Handling expectedly is not in the same league as an SUV with a monocoque chassis. The Hexa rolls around a lot, although, it has to be said that there is a lot of grip, especially in the 4×4 version. The bigger issue, however, is that it just feels too large and heavy for you to ever dream of pushing it even remotely hard around a corner. The hydraulic steering has a bit of slack at the centre position, and is really heavy at low speeds, making parking this big hulk quite a task. This is slightly less pronounced in the 4×2 version, likely because of the lack of front driveshafts. Also, the lack of reach adjustment for the steering is a bit annoying, and you do feel like the wheel is canted slightly forward on the whole.

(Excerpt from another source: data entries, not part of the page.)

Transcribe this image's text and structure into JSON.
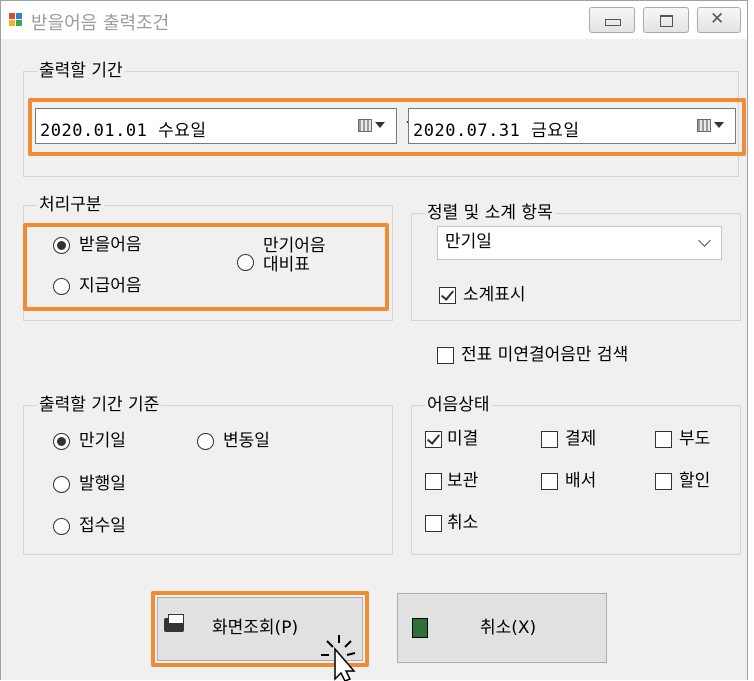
{
  "window": {
    "title": "받을어음 출력조건"
  },
  "titlebar": {
    "minimize_glyph": "▭",
    "maximize_glyph": "▣",
    "close_glyph": "✕"
  },
  "period": {
    "label": "출력할 기간",
    "from": "2020.01.01 수요일",
    "separator": "~",
    "to": "2020.07.31 금요일"
  },
  "process_type": {
    "label": "처리구분",
    "options": [
      "받을어음",
      "지급어음",
      "만기어음\n대비표"
    ],
    "selected": "받을어음"
  },
  "sort": {
    "label": "정렬 및 소계 항목",
    "selected": "만기일",
    "subtotal_label": "소계표시",
    "subtotal_checked": true
  },
  "unlinked_only": {
    "label": "전표 미연결어음만 검색",
    "checked": false
  },
  "period_basis": {
    "label": "출력할 기간 기준",
    "options": [
      "만기일",
      "변동일",
      "발행일",
      "접수일"
    ],
    "selected": "만기일"
  },
  "status": {
    "label": "어음상태",
    "items": [
      {
        "label": "미결",
        "checked": true
      },
      {
        "label": "결제",
        "checked": false
      },
      {
        "label": "부도",
        "checked": false
      },
      {
        "label": "보관",
        "checked": false
      },
      {
        "label": "배서",
        "checked": false
      },
      {
        "label": "할인",
        "checked": false
      },
      {
        "label": "취소",
        "checked": false
      }
    ]
  },
  "buttons": {
    "view": "화면조회(P)",
    "cancel": "취소(X)"
  },
  "colors": {
    "highlight": "#f08c35",
    "window_bg": "#f0f0f0"
  }
}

Tata Motors haven’t compromised on safety this time and the Hexa is loaded with safety equipment. It comes with 6 airbags including dual front, curtain and side airbags. There is a 4 channel, 4 sensor ABS offered as standard along with Cornering Stability Control function. Other safety features include Traction Control System, Electronic Stability Program, Hill Hold Control and Hill Descent Control. The Hexa’s long term durability and cost of ownership is yet to be seen and Tata Motors needs to ensure stress-free ownership of the Hexa considering the unreliable nature of the Safari faced by some owners in the past.
The Aria’s quite a capable machine and Tata has done well to build on its strengths while making up for its shortcomings. The Hexa’s spacious cabin with three rows of seats, its ability to shrug off bad roads, commanding driving position and easy driving manners make for a great machine to cover long distances in. Yes, it will be a bit cumbersome to steer in the city and fit-finish of the interiors could be better. Nonetheless Tata look to tackle the Mahindra XUV500 head on with the Hexa and if priced right, the Hexa has not just the manners, but the look and the appeal to make it happen this time around. Quite simply, the Hexa is SUV enough, rich enough and fresh enough to deliver an overall experience that feels quite welcome for those looking for a rugged three-row SUV.